I think I can improve the current upper bound concerning an open problem. The ideas are purely combinatorial, but in the end I have to calculate the maximum of a really ugly, non elementary function with four variables. I did this with a computer, and the output was good so that's why I think I can improve the bound. (In the most precise sense, as this is not a real proof, but clearly not nothing.)

My first question is: What kind of computer calculations can be included in a paper?

To be a little bit more specific, my function includes the inverse of the binary entropy function (actually both inverses). This is not an elementary function and it is not implemented in Wolfram Mathematica (the program I am working in). So I had to calculate its values numerically. My function sometimes involves two of such functions nested in each other, but only at most 3 times. During the process I had to obtain upper bounds on complicated functions with two variables, I did this by plotting them and plotting the plane of the corresponding constant, and observing that the graph of the function is under the plane.
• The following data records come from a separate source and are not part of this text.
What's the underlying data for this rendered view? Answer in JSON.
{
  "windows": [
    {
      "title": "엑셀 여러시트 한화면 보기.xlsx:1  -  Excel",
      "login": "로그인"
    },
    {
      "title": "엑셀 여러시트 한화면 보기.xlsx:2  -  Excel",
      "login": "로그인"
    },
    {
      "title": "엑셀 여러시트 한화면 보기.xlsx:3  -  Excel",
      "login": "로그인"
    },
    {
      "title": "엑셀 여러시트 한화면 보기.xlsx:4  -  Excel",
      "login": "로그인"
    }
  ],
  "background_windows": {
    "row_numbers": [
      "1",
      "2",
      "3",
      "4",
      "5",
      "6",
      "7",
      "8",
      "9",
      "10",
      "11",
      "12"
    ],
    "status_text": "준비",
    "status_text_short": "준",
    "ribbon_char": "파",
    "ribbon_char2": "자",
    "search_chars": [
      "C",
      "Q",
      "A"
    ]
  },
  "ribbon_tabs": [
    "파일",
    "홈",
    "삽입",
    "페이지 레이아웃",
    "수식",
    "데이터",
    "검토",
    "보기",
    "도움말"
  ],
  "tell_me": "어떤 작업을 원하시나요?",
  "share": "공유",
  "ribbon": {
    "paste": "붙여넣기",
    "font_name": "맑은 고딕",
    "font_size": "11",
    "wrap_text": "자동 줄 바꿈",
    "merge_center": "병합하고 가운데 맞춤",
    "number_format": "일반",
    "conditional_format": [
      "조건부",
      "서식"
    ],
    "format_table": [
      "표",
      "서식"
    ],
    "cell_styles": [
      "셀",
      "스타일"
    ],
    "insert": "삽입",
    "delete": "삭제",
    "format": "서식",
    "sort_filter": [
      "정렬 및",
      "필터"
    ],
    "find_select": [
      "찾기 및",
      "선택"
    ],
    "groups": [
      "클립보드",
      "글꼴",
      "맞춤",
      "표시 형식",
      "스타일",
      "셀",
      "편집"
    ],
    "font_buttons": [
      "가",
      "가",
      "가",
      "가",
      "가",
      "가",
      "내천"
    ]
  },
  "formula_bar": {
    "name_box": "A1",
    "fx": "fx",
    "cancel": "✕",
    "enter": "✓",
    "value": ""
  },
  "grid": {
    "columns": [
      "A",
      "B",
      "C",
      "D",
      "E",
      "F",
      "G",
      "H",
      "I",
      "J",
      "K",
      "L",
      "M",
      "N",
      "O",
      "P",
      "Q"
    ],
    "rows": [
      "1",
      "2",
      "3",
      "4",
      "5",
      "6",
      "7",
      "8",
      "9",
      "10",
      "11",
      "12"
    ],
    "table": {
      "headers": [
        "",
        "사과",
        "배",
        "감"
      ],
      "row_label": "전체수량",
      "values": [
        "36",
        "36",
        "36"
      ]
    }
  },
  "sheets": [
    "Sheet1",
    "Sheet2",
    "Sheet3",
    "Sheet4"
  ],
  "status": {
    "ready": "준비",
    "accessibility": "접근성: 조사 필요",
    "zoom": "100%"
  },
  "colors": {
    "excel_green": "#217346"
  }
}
To elaborate a bit further, I saw in other papers, that if you prove that the required constant is a solution of a certain equation, it is okay to stop there and say that "and this constant is approximately 2,32", as this can be calculated easily with arbitrarily small error. But I feel like my proof is not complete, as I do not know the error of the approximation of my function, and somehow I am also not satisfied by the "plotting and observing" type bounds. I believe them to be true, but this method lacks rigour. On the other hand, I feel that my real contributions to the subject are the combinatorial ideas. It is of course important to prove that they really improve the current bounds. But I feel that this should be easy. But non elementary functions are making it not that easy. My second question is: What would be the best solution, if my goal is to write a good paper?